Portland, Oregon, Jun 04, 2012 -- By Vicki L. Walker
Too often in our discourse, I hear a refrain about the “two Oregons”: downtown vs. down on the farm; hubs of activity compared to the laid-back boondocks; or worse, the concept that urban centers of commerce are somehow compensating for their country cousins.
I completely reject such notions. Not only does rural Oregon embody the core values that make Oregon a fantastic place to live, but it’s also critical to recognize how our metropolitan populations rely on their “provincial” partners. Our rural communities develop and sustain the resources, conditions, and quality of life that allow for the success of many sectors, such as green industry, technology, manufacturing, local and exported food, and recreation. It’s also important to recognize that the proximity of well-tended rural landscapes have attracted a talented, skilled and creative workforce to the state overall. Simply put, what goes on in the countryside often creates opportunity within Oregon’s urban communities.

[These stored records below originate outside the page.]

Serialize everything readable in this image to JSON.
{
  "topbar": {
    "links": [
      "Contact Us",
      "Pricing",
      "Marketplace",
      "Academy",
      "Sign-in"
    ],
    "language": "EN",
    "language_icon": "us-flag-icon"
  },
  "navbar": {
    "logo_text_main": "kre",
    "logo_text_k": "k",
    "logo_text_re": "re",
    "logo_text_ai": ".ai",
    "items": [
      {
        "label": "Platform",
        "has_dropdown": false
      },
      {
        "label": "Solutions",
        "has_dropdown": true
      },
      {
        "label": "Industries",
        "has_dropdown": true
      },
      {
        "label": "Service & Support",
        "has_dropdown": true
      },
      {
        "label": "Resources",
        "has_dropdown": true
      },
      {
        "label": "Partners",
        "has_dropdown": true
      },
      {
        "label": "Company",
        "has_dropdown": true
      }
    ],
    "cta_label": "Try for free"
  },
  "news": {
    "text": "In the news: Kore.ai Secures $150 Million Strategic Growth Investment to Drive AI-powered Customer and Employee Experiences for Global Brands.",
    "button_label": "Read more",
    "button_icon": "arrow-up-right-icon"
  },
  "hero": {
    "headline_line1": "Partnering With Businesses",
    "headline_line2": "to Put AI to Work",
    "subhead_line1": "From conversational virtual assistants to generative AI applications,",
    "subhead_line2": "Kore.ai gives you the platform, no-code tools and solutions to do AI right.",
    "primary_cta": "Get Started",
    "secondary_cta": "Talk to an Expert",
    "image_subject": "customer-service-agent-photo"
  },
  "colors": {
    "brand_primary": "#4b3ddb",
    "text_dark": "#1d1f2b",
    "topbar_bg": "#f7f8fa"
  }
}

In these, and many other ways, rural and urban Oregon are mutually dependent, and our economic fates, no matter where we live and work, intertwine. In fact, scholars at Oregon State University have done significant work to document the many nuanced facets of this interdependence, as described in Toward One Oregon, published by OSU Press in 2011.
This inter-reliance, however, adds to the complexity of Oregon’s urban-rural relationships. Translating them into economic success requires certain conditions and, sometimes, a little help. That’s why the United States Department of Agriculture (USDA) works to strengthen the linkages and functions between rural and urban economic structures through a number of our less familiar policies and programs designed to assist rural communities and businesses. Such efforts contribute to ensuring stable economies and quality of life for all Americans, and we’ve been doing it for a very long time. In fact, this year marks USDA’s 150th anniversary.
In 1862, President Lincoln created the Department of Agriculture with a basic mission “to acquire and diffuse among the people of the United States useful information on subjects connected with agriculture in the most general and comprehensive sense of the word.” Over the following decades, America’s economy became less centered on farming, alone. As this occurred, USDA’s work expanded to include a complete range of rural economic drivers.
Today’s USDA, consistent with President Obama’s vision for a strong rural economy, is a leader in across-the-board efforts to create an environment of rural success and prosperity. USDA’s Rural Development mission area promotes economic development in a holistic manner by ensuring access to the rural housing, public facilities, services and infrastructure needed to support modern commerce and productive communities. We offer affordable loans to residents, communities and entrepreneurs when traditional financing is unavailable or not affordable. In addition to agriculture, we work with manufacturers, housing providers, the health care industry, cooperatives, renewable energy producers, and every sort of utility. We partner with communities to improve water and waste systems, collaborate with business groups to support industry clusters, support modern technologies like broadband and telemedicine, fund technical assistance and workforce development in cooperation with community colleges, and enhance local and regional planning efforts. In partnership with all of these sectors, USDA is helping rural communities become and remain full players in the Oregon economy as well as the global economy.
Because we are so strongly rooted in the vast arena of rural development, USDA is one of the most comprehensive and vital organizations within the federal government. A century and a half ago, the Department’s focus was tightly on agriculture. As the nation has grown and evolved, so have we. Our modern, integrated program delivery now helps meet the needs of a rapidly evolving rural economic landscape that encompasses business development, international trade, modern housing development, productive agriculture, disaster response, natural resource conservation, food safety and security, as well as the infrastructure needed to support it all.
This is not Abe Lincoln’s USDA. As I believe he intended, however, and in keeping with President Obama’s agenda to create new jobs in rural America, today’s USDA remains true to the goal of ensuring healthy, vital communities and opportunities to prosper for all Americans and all Oregonians, both rural and urban.
Vicki Walker serves as the State Director for USDA Rural Development in Oregon. Walker, a long-time resident of Eugene, served ten years in the Oregon State Legislature, in both the House and Senate, before being appointed to USDA Rural Development by President Obama in 2009. To read more about USDA’s agencies and history, go to http://www.usda.gov/wps/portal/usda/usdahome.
The U.S. Department of Agriculture (USDA) prohibits discrimination in all of its programs and activities on the basis of race, color, national origin, age, disability, and where applicable, sex (including gender identity and expression), marital status, familial status, parental status, religion, sexual orientation, political beliefs, genetic information, reprisal, or because all or part of an individual's income is derived from any public assistance program. (Not all prohibited bases apply to all programs.) Persons with disabilities who require alternative means for communication of program information (Braille, large print, audiotape, etc.) should contact USDA's TARGET Center at (202) 720-2600 (voice and TDD).